Look, too, at the mis en scene. A purple screen behind him (a pleasant color to look at, though it imparts an unpleasant complimentary green to other objects, ladies’ faces included) against which his figure stands in bold relief; powerful gas lights at each side shedding their glare upon him alone; a mere skeleton of a lectern which does not conceal the form of the speaker; even the inevitable English bottle of water (English water?) and tumbler standing upon the side of the desk, from the which he rewards himself with a sip after each stave of his carol, as Addison was reported to have done with a stronger beverage, at the termination of an uncommonly fine paragraph — and there are a great many such stopping places — in the Spectator. This is all Art, and so are the little bouquet in the left buttonhole of his coat, second from top, and the other details of his dress, into which Sartorian particulars we do not propose to enter. So much for what many persons would consider only trifles.

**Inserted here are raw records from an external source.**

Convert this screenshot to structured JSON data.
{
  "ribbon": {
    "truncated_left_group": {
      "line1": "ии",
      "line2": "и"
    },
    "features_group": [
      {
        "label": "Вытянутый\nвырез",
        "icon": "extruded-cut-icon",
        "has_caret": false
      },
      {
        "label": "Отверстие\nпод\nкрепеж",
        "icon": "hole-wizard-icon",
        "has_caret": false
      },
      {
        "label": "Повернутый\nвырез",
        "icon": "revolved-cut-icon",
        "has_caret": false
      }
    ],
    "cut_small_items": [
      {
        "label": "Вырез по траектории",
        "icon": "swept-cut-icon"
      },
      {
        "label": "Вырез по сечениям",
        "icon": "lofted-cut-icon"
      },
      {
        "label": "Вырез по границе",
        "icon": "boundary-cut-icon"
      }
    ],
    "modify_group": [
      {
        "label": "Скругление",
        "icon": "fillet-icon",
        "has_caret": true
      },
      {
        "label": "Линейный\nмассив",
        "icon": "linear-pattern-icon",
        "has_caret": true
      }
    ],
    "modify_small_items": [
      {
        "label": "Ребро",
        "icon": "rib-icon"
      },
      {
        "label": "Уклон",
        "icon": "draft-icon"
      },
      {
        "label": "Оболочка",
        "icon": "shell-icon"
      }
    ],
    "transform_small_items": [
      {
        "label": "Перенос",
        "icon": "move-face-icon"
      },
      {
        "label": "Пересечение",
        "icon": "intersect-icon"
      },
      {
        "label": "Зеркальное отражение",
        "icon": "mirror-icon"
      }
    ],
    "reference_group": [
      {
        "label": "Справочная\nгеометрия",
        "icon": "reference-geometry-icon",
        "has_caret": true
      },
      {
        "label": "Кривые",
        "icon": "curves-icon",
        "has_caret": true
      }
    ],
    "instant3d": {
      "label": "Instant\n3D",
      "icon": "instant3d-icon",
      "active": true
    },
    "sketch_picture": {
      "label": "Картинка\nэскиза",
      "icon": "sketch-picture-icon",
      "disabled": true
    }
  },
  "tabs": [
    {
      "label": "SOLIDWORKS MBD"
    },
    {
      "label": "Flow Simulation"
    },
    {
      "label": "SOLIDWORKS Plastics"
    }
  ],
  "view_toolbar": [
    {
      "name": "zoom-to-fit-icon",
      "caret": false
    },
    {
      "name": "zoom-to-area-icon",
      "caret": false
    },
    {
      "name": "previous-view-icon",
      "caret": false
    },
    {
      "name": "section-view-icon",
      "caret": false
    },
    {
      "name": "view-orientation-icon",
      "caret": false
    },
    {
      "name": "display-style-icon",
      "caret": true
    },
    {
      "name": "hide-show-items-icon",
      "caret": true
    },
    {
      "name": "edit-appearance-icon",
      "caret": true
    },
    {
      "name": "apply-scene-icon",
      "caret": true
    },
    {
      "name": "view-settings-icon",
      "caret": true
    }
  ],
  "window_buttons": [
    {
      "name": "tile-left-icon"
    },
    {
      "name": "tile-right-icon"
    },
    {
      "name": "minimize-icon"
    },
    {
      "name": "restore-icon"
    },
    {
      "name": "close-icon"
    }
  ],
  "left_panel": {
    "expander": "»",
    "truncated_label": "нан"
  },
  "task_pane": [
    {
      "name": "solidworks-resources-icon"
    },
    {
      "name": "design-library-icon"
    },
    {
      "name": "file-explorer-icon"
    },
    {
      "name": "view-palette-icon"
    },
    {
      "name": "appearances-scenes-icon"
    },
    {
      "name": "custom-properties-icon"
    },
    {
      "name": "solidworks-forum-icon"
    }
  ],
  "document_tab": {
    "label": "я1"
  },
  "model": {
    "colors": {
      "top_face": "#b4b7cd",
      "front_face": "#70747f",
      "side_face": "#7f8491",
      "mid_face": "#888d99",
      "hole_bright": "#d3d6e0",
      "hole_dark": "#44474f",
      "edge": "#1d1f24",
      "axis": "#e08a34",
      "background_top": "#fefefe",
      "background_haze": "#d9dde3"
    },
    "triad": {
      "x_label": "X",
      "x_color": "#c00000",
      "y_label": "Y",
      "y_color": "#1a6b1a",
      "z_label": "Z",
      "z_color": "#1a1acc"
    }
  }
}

But when Dickens begins to read we see that all this preparation is a type of what follows, that it is the perfect prelude of a perfect work. For here, at every step we discern the most patient study, the most conscientious care. His voice, though not very strong (and a trifle husky the first night,) quite fills the large house. His accent is of a well-bred Englishman, but his pronunciation is clearer, more distinct and every way more agreeable to American ears than that of most of his countrymen, even the cultivated ones. It is very flexible, and managed with great skill, so as to give the growl of old Scrooge, the baby chirp of Tiny Tim, the bluster of Sergeant Buzzfuz and teh inanity of Mr. Justice Stareleigh to perfection. From one character to another, among the dozen or so which figure in the Carol, he passes with perfect ease, never for a moment confounding the tones which are a part of their individuality. No less appropriate are the gestures and the changing facial expressions — all finished studies, delicate touches like those of a cameo cutter. When he describes the mashing of the potatoes for the Cratchit feast, he mashes invisible Murphies with his hand. He sniffs audibly to express sage and onions, and the audience can almost smell that corollary of the Christmas goose. The crackle of chestnuts on the fire, he somehow brings home to us by a nervous lighning-like motion of his hands. When he wishes to bring before our mind that contradance, of which old Feezwig was the bright particular star, he mimics the woven paces all about his reading desk. This gesticulation and facial change is humor or pathos at pleasure. In Bob Cratchit’s lament over poor Tiny Tim, it touches the fountain of tears, in reader and listener alike; and in old Weller’s observations from the gallery, it puts hearers into convulsions of laughter, from which Dickens himself can hardly refrain.
And so on. we might quote a hundred instances, if we cared to, from his readings, to illustrate the thorough, pains-taking art of Dickens, the reader, with which its genius as an author has nothing to do. If his coming here shall elevate the standard of public readings and recitations, it will have had one very beneficial effect.

Galveston Daily News (Galveston, Texas) 22 Dec 1867